Myth #3:  Counseling is for the weak

Actually the opposite is true.  Seeking out counseling requires a certain amount of courage to initiate change.  In all effective counseling encounters vulnerability is present. With vulnerability is the presence of bravery and the strength to share one’s truth.

Myth #4:  Counselors are advice givers

Often the purpose of counseling is to facilitate greater awareness of where a solution resides within the client.  Counselors operate as fellow travelers on the journey toward client goals rather than all knowing experts. When clients can independently (with encouragement, guidance, and support) claim victory over an issue, they are more empowered to tackle a future trial.

Myth #5:  Counselors and the counseling experience are accurately depicted in the media

Films and television shows frequently display counselors as inappropriately involved with clients outside of a professional relationship. Counselors are bound to ethical and legal codes of conduct. Unfortunately, violations to these codes do exist, but not to the exaggerated degree shown in the media. The counseling experience is often shown with an individual laying on a couch while a counselor passively engages with the individual and authoritatively writes on a notepad. In true counseling experiences, most environments are warm and welcoming with an actively present counselor. Clients are free to make themselves comfortable (I’ve had a client take shoes off before starting a session), but laying down on a couch is not required or expected.

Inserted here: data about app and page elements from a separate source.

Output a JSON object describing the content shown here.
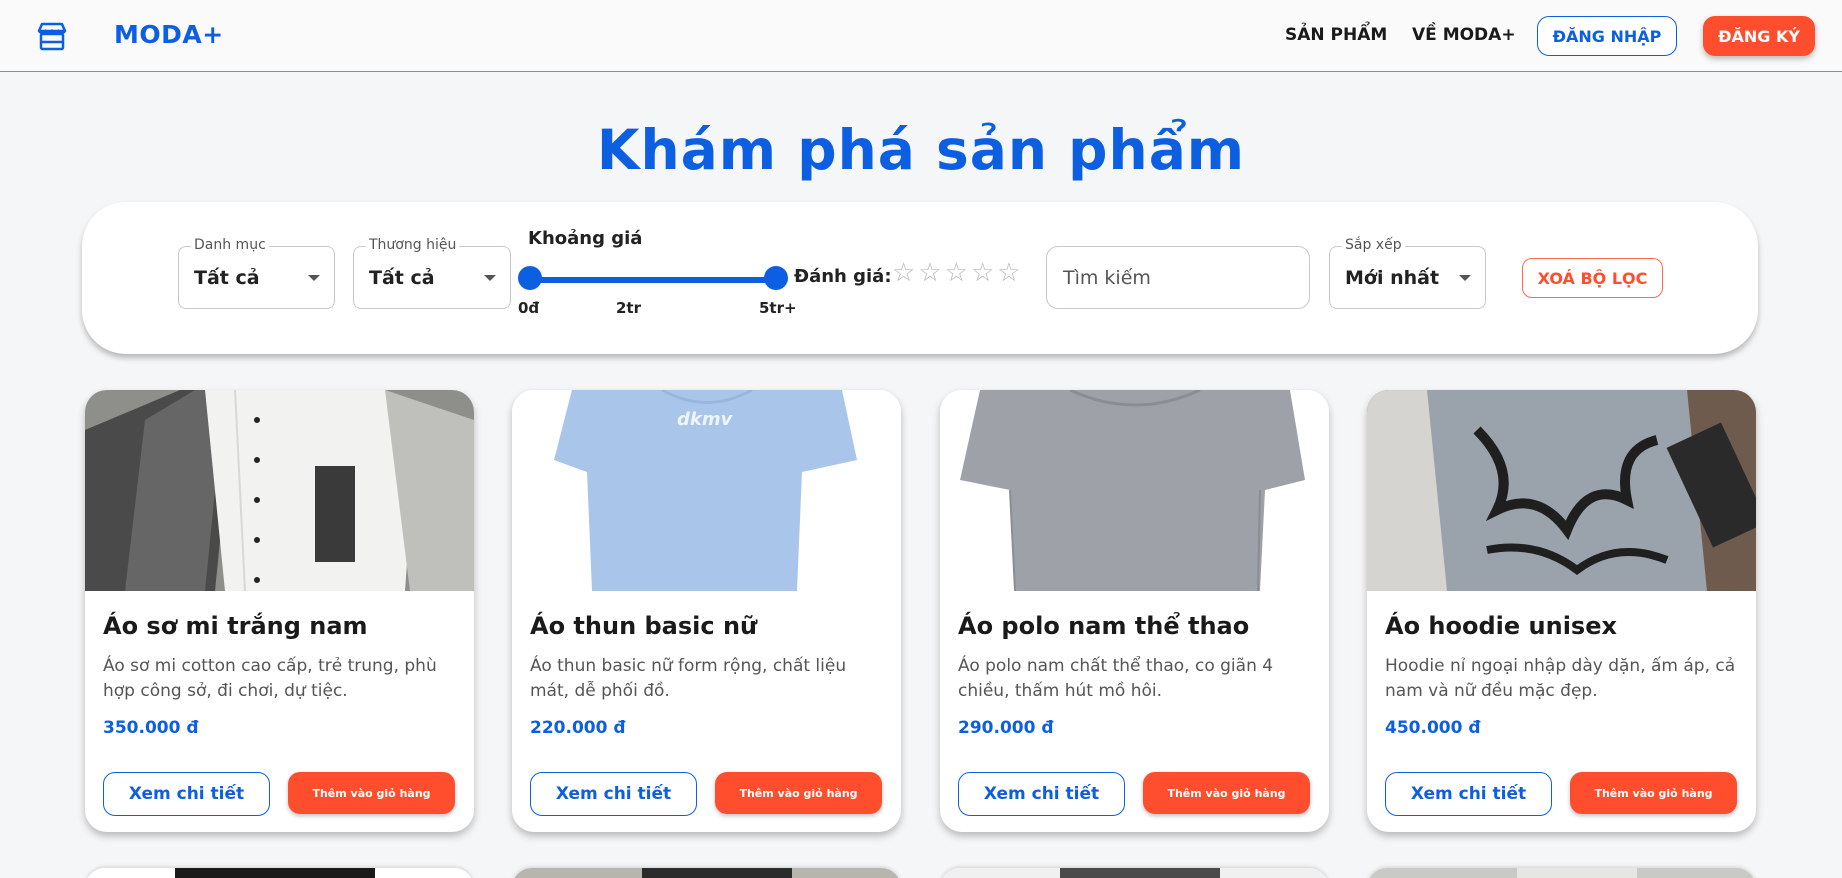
{
  "header": {
    "brand": "MODA+",
    "nav": [
      "SẢN PHẨM",
      "VỀ MODA+"
    ],
    "login_label": "ĐĂNG NHẬP",
    "register_label": "ĐĂNG KÝ",
    "logo_icon": "store-icon"
  },
  "page_title": "Khám phá sản phẩm",
  "filters": {
    "category": {
      "label": "Danh mục",
      "value": "Tất cả"
    },
    "brand": {
      "label": "Thương hiệu",
      "value": "Tất cả"
    },
    "price": {
      "label": "Khoảng giá",
      "marks": [
        "0đ",
        "2tr",
        "5tr+"
      ],
      "range_fraction": [
        0,
        1
      ]
    },
    "rating": {
      "label": "Đánh giá:",
      "stars_selected": 0,
      "stars_total": 5
    },
    "search": {
      "placeholder": "Tìm kiếm"
    },
    "sort": {
      "label": "Sắp xếp",
      "value": "Mới nhất"
    },
    "clear_label": "XOÁ BỘ LỌC"
  },
  "products": [
    {
      "name": "Áo sơ mi trắng nam",
      "description": "Áo sơ mi cotton cao cấp, trẻ trung, phù hợp công sở, đi chơi, dự tiệc.",
      "price": "350.000 đ",
      "detail_label": "Xem chi tiết",
      "cart_label": "Thêm vào giỏ hàng"
    },
    {
      "name": "Áo thun basic nữ",
      "description": "Áo thun basic nữ form rộng, chất liệu mát, dễ phối đồ.",
      "price": "220.000 đ",
      "detail_label": "Xem chi tiết",
      "cart_label": "Thêm vào giỏ hàng"
    },
    {
      "name": "Áo polo nam thể thao",
      "description": "Áo polo nam chất thể thao, co giãn 4 chiều, thấm hút mồ hôi.",
      "price": "290.000 đ",
      "detail_label": "Xem chi tiết",
      "cart_label": "Thêm vào giỏ hàng"
    },
    {
      "name": "Áo hoodie unisex",
      "description": "Hoodie nỉ ngoại nhập dày dặn, ấm áp, cả nam và nữ đều mặc đẹp.",
      "price": "450.000 đ",
      "detail_label": "Xem chi tiết",
      "cart_label": "Thêm vào giỏ hàng"
    }
  ],
  "colors": {
    "primary": "#0d5fe2",
    "accent": "#ff4e2e"
  }
}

Thank you for reading! I hope these were helpful. Please see continued post for myths 6-10.